What is Anesthesia?
Anesthesia is a controlled, temporary loss of sensation or consciousness caused by the administration of medications known as anesthetics. Anesthesia medications may be administered through inhalation, ointment, injection, skin patches, or topical spray.
Indications of Anesthesia
Anesthesia is mainly indicated during certain surgeries or medical procedures to temporarily block the pain (sensory) signals to the brain. This medication may be given by a nurse, doctor, or anesthesiologist depending on whether you are undergoing a minor or major procedure. The various types of surgeries or procedures include:
- Tooth fillings or other dental procedures
- Childbirth (C-section)
- Chest or abdominal surgeries
- Joint replacement surgeries
Types of Anesthesia
Some of the common types of anesthesia include:
- Local Anesthesia: This anesthesia helps to treat or numb a small part or section of the body undergoing surgery or any other procedure. This is usually employed in cases of minor procedures like dental or cataract surgery. Individuals remain conscious during this anesthetic procedure.
- Regional Anesthesia: This type of anesthesia helps block the pain signals in a particular region of the body such as arms, legs, or areas below the waist. As you remain conscious during the surgery, you will be administered sedatives to relax. This anesthesia is most commonly used in joint arthroplasty surgery and is of 2 types:

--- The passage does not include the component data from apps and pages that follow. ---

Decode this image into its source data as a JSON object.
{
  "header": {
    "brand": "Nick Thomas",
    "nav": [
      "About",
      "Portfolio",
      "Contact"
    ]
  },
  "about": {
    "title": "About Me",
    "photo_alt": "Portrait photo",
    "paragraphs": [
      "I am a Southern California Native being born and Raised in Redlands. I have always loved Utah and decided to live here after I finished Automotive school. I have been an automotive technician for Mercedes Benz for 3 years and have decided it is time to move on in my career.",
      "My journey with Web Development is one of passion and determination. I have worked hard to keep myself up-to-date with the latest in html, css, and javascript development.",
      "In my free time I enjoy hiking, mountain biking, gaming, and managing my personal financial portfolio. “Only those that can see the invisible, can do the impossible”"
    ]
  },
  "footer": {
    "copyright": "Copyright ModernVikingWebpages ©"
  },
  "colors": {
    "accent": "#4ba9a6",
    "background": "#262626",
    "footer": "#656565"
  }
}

- Spinal Anesthetic: It is used during rectal, pelvic, lower abdominal, or lower extremity surgery. In this technique, the anesthetic medicine is injected into the fluid surrounding the spinal cord in the lower region of your back.
- Epidural Anesthetic: This is similar to a spinal anesthetic and is used during c-section delivery, normal delivery, or surgery of lower limbs. This procedure uses a catheter (a thin tube) that is placed in your lower back to dispense local anesthetics over a variable period.
- General Anesthesia: General anesthesia results in loss of consciousness and sensation. This is introduced into the body through a breathing tube/ mask or by an IV line during major surgeries like organ transplants, heart surgery, or brain surgery.
- Sedation: This is provided as pills, or liquid is taken by mouth or intravenously. It helps you to feel relaxed and sleepy. Sedation is provided along with regional or local anesthesia and this is present in 3 levels, that include:
- Minimal sedation: This sedation keeps you awake and makes you feel relaxed during the procedure.
- Moderate sedation: Also known as conscious sedation keeps you awake but you are less aware of your surroundings and it helps in reducing pain.
- Deep sedation: This level of sedation causes loss of consciousness and helps in relieving any pain or discomfort.
Preparation for Anesthesia
Preparation for anesthesia includes:
- Your doctor will review your medical history and symptoms and based on this a thorough physical and neurological examination will be performed.
- Certain imaging or lab tests may be ordered.
- You should report to your doctor if you are pregnant or have any other medical conditions.
- Inform your doctor if you are allergic to any medications.
- You will be asked about your lifestyle habits such as smoking, alcohol, or use of any recreational drugs.
- Your doctor will acquire a signed informed consent from you after the risks and side effects of the anesthesia have been explained.
- You will be instructed not to drink or eat for a few hours before coming for the procedure.
Procedure for Anesthesia
Based on the procedure and type of anesthesia required, an anesthesiologist or doctor will introduce the anesthetic medication in the following ways:
- Inhaled gas
- IV infusion
- Nasal spray
- Topical lotion
- Skin patch
Recovery after Anesthesia
After general anesthesia, you may be taken to the post-anesthesia care unit (PACU) and your vital signs will be monitored as you slowly regain consciousness. You will be discharged once you are fully awake and alert and any post-surgical pain is well controlled. Following local or regional anesthesia, the numbed area will slowly regain sensation. You may have to wait for a few hours for sedation to wear off and then you will be discharged.
Side Effects of Anesthesia
Most of the side effects of anesthesia usually disappear within 24 hours. Some of the common side-effects include:
- Dryness in the mouth
- Muscle pain
- Urinating issues
- Sore throat
- Muscle aches